As I currently live within a world heritage site I’ve walked around and taken some pictures. The parts that are easily accessible are the visible parts, in this case the church and buildings that make up the church town.
Lets start with the church that was built in the 15thcentury, consecrated in 1492 or possible a few years earlier during the final years of the middle ages (in Sweden we normally say that middle ages end around the coronation of king Gustav Vasa 1523 or in connection with the reformation of the church to Protestantism). The church is known as Nederlulea church.
The baptismal font is most probably older than the church. As you can see it is two parts whereas I believe the top part (the font) is the older.

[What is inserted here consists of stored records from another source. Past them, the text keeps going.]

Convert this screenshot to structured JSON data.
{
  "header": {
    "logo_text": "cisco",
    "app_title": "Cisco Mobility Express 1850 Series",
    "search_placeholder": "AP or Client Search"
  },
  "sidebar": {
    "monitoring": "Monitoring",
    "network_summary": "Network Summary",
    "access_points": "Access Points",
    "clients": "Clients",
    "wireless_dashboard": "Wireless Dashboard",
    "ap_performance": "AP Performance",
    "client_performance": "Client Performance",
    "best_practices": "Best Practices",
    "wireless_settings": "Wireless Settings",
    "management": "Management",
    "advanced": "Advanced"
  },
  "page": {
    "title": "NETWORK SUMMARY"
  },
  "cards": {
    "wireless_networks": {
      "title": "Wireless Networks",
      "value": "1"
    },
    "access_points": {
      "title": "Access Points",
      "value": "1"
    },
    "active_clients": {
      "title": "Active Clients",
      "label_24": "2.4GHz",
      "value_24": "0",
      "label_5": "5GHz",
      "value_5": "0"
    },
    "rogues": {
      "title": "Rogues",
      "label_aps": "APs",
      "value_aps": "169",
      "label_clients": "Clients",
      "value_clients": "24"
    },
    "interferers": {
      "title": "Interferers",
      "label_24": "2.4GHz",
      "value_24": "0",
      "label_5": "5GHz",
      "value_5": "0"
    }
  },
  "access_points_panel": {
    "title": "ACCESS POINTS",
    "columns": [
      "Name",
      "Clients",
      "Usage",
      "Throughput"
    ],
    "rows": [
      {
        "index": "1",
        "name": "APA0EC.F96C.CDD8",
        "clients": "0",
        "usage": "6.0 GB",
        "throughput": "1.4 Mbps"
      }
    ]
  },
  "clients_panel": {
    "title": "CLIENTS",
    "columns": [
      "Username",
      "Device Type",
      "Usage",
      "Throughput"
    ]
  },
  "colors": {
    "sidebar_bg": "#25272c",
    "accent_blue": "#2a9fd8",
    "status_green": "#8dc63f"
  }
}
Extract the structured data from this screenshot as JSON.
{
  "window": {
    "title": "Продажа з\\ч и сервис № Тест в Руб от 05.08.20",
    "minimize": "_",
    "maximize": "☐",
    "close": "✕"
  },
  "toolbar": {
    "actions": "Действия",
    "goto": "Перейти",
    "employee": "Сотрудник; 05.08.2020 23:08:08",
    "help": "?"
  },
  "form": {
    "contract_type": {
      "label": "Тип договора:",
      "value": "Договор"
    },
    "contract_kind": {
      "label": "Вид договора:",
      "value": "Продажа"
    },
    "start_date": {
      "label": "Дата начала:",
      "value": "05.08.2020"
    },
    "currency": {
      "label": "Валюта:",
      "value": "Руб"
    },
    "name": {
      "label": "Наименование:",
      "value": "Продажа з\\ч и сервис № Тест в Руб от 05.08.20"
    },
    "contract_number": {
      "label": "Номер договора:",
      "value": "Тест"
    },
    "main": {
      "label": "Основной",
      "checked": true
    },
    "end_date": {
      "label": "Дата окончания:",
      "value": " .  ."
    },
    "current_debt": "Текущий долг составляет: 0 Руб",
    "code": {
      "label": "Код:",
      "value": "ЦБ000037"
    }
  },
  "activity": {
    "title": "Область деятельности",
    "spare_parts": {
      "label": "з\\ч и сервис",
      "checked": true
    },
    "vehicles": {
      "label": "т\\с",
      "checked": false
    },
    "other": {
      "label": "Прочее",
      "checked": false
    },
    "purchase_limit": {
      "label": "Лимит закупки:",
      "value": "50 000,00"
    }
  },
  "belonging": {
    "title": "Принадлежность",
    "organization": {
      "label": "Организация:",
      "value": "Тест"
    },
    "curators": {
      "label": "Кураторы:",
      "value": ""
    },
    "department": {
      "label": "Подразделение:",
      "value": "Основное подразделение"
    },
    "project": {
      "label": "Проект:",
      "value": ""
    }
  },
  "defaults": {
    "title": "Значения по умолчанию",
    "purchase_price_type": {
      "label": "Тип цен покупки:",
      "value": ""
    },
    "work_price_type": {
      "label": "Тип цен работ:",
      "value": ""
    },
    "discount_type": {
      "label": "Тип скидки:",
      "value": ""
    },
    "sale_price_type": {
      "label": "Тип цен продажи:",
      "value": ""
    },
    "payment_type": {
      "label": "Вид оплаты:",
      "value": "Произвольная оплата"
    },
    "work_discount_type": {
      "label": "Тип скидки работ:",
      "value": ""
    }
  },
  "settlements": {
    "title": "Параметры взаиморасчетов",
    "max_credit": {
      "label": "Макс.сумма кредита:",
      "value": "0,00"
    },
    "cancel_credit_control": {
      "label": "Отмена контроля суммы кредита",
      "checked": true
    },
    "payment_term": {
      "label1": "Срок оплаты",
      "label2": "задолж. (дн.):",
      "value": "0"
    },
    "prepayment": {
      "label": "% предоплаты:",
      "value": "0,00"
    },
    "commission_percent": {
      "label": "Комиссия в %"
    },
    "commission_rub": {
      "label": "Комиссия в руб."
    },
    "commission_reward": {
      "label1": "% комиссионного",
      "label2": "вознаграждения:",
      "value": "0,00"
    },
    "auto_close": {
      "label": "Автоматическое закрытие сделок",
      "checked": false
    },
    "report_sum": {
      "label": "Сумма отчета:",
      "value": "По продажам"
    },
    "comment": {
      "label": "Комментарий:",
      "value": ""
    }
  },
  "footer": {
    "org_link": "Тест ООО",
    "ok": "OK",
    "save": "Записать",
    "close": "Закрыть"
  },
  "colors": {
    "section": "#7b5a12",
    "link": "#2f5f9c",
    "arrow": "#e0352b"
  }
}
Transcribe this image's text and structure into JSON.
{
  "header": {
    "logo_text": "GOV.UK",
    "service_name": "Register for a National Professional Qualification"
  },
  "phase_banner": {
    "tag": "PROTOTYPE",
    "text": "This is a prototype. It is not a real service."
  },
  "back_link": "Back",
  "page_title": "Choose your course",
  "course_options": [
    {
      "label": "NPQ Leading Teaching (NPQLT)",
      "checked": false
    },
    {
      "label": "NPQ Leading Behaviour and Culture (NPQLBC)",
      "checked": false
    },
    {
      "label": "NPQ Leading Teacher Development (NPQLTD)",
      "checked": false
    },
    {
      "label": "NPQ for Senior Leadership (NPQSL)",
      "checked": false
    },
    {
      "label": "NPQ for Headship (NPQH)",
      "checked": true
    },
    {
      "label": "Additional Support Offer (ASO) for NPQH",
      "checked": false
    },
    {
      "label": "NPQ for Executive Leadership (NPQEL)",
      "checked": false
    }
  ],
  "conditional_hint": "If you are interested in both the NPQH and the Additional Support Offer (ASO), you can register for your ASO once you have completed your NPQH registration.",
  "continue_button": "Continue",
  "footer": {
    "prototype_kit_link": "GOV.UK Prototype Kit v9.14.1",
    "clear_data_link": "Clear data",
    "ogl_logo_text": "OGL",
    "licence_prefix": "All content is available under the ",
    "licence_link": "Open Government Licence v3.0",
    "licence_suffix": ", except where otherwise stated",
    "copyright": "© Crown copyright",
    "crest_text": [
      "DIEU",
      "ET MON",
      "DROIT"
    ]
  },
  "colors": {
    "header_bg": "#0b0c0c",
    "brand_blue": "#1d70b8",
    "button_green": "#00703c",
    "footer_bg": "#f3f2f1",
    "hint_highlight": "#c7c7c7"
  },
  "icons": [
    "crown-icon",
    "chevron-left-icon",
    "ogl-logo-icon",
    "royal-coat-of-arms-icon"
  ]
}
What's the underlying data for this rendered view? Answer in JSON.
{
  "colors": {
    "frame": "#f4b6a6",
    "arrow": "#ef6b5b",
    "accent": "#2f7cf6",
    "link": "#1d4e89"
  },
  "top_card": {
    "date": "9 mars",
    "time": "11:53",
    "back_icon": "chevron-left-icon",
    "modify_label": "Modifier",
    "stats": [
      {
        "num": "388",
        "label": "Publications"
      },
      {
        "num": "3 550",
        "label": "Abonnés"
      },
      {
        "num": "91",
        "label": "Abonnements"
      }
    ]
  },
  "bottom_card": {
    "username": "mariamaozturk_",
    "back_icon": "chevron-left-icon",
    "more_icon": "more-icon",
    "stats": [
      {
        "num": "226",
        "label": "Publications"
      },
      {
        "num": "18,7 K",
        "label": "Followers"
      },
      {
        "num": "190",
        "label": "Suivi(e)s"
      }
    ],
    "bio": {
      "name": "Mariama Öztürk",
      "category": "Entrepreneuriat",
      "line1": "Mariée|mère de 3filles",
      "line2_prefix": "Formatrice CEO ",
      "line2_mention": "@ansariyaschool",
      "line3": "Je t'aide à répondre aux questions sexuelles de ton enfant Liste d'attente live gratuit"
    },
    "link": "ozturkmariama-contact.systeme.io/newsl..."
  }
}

The frescoes in the chancel was found under the plaster and restored in 1909 and probably painted by the famous Albertus Pictor during the 15th century.
This round stone is a bit of a mystery.
When first I looked at it I supposed it was grave stone from the Iron Age as it looks much like the circular stones that mark some graves in the southern and middle parts of Sweden. It is ca 45-55 cm in diameter. Then I noticed the markings and supposed that those were of Sámi origin. I’ve later larded that the stone is a bit of a mystery, it can’t be connected to a grave, though this is not impossibility, and the carvings are not Sámi.
If I’ve understood it right the common belief is that the stone has been placed in the church sometime during the last few hundred years and that the carvings have been made by someone to look like Sámi markings. Exacting isn’t it?
This church has like many others traces from several ages, the pulpit in Baroque style was mad in 1712 and painted in 1742.
The church town I s made up by about 500 wooden cottages. The oldest written source concerning the church town is from the 17thcentury by Johannes Bureus who visited it in the year 1600. The cottages have been used and are still used for accommodation for churchgoers as they visited the church on church festivals, for example Christmas and Easter. This was also used by the state to collect taxes from the churchgoers who often lived far from the church.
The oldest part of the Church town is from the first half of the14thcentury. I’ll get back to you with some pictures and some facts of the archaeological part of Gammelstad church town.